[Dataset rows for apps and sites]
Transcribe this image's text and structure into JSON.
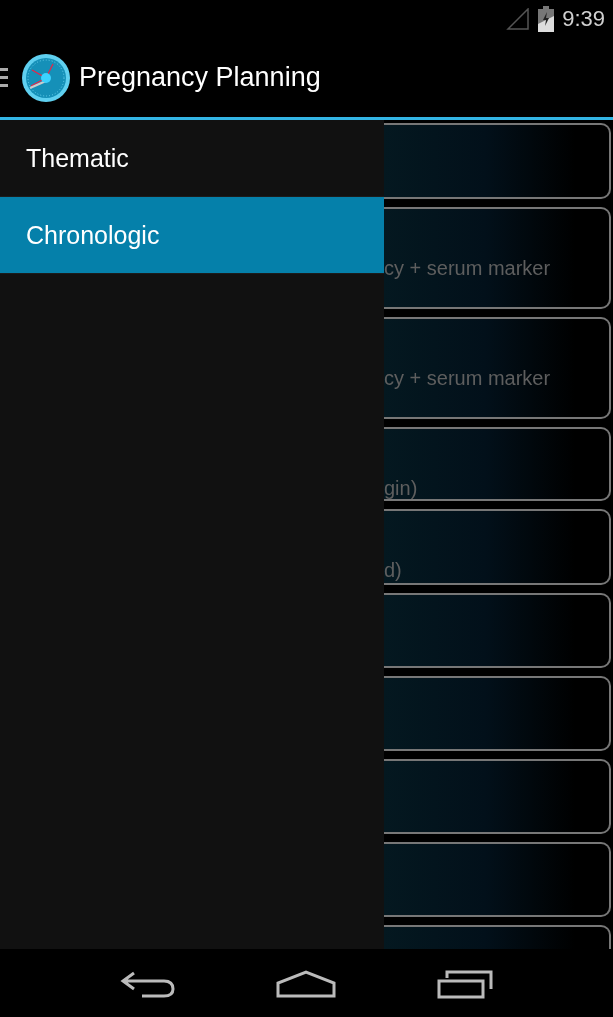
{
  "status_bar": {
    "time": "9:39"
  },
  "action_bar": {
    "title": "Pregnancy Planning"
  },
  "drawer": {
    "items": [
      {
        "label": "Thematic",
        "selected": false
      },
      {
        "label": "Chronologic",
        "selected": true
      }
    ]
  },
  "cards": [
    {
      "kind": "blank"
    },
    {
      "kind": "text",
      "text": "cy + serum marker"
    },
    {
      "kind": "text",
      "text": "cy + serum marker"
    },
    {
      "kind": "text",
      "text": "gin)"
    },
    {
      "kind": "text",
      "text": "d)"
    },
    {
      "kind": "blank"
    },
    {
      "kind": "blank"
    },
    {
      "kind": "blank"
    },
    {
      "kind": "blank"
    },
    {
      "kind": "blank"
    }
  ]
}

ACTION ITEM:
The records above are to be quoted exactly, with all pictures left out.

WRITTEN RESPONSE:
Transcribe this image's text and structure into JSON.
{
  "status_bar": {
    "time": "9:39"
  },
  "action_bar": {
    "title": "Pregnancy Planning"
  },
  "drawer": {
    "items": [
      {
        "label": "Thematic",
        "selected": false
      },
      {
        "label": "Chronologic",
        "selected": true
      }
    ]
  },
  "cards": [
    {
      "kind": "blank"
    },
    {
      "kind": "text",
      "text": "cy + serum marker"
    },
    {
      "kind": "text",
      "text": "cy + serum marker"
    },
    {
      "kind": "text",
      "text": "gin)"
    },
    {
      "kind": "text",
      "text": "d)"
    },
    {
      "kind": "blank"
    },
    {
      "kind": "blank"
    },
    {
      "kind": "blank"
    },
    {
      "kind": "blank"
    },
    {
      "kind": "blank"
    }
  ]
}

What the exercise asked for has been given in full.